Extracted data entries:

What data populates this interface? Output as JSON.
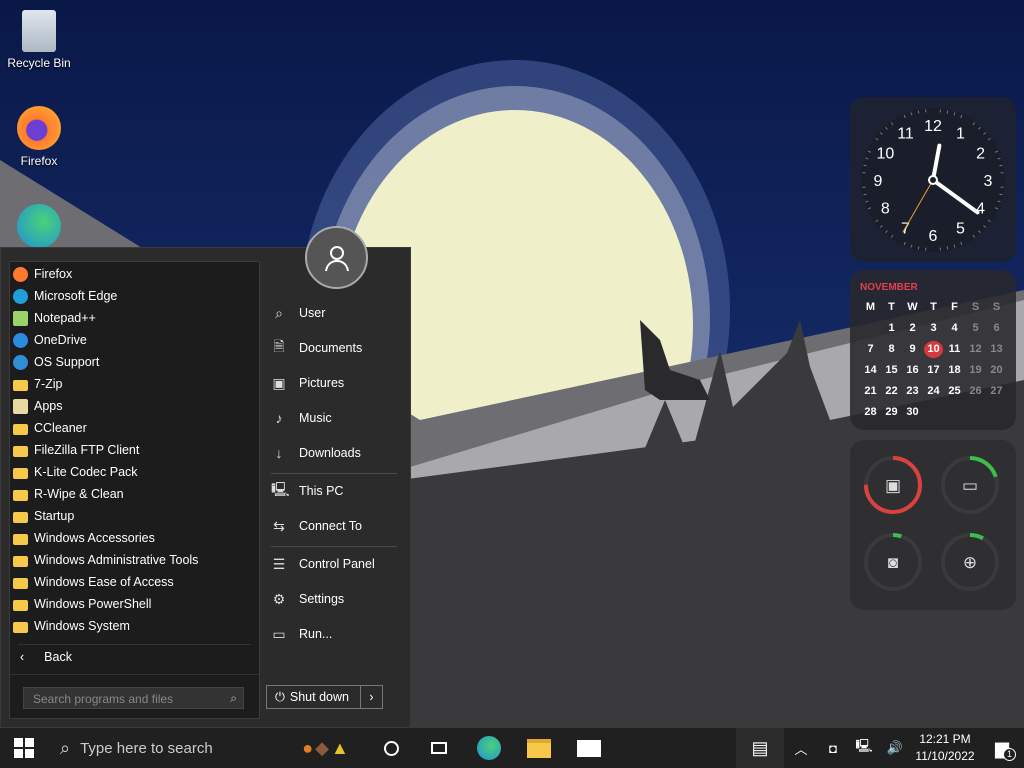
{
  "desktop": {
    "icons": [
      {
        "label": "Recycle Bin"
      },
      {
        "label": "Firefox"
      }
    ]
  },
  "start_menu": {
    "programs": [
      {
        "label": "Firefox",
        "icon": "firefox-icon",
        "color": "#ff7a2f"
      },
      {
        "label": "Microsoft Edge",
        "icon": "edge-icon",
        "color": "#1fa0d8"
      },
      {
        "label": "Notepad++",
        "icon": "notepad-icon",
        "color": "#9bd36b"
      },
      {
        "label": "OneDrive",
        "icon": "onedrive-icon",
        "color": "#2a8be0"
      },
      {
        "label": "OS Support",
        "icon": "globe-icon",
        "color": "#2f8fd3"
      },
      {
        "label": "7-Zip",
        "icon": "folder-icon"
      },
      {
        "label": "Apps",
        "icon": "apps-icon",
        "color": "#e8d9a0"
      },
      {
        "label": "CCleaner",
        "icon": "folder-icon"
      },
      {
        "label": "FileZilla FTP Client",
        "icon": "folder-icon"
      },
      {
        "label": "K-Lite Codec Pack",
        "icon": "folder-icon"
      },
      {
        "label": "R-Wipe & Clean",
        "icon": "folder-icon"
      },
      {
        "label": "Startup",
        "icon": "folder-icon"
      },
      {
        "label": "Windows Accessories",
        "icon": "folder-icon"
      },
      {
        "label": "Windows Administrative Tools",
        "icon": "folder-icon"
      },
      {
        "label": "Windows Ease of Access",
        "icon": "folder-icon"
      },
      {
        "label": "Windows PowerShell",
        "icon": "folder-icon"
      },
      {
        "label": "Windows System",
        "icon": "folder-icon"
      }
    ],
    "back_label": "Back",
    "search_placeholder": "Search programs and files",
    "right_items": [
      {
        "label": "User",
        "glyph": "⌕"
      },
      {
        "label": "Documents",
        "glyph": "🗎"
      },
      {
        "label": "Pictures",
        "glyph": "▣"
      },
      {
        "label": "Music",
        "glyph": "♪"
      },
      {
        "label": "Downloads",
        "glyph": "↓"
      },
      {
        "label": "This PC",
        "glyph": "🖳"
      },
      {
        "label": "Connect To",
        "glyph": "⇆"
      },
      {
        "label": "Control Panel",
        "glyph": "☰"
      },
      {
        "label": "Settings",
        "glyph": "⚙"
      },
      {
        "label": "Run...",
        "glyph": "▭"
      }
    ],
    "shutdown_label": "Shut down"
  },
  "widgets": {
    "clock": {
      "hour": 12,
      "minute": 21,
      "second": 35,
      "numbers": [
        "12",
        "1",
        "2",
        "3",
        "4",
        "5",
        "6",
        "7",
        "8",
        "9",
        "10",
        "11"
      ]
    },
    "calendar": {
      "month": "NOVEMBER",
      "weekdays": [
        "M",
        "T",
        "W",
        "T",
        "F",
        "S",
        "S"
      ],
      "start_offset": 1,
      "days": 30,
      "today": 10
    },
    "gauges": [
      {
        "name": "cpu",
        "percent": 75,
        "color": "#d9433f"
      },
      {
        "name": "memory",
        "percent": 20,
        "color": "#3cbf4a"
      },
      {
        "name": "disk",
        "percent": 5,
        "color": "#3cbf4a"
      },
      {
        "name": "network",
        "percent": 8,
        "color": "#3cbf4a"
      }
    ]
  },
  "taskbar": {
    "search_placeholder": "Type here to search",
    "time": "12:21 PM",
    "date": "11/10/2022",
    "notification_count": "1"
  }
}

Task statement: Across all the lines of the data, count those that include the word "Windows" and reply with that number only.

Written response: 5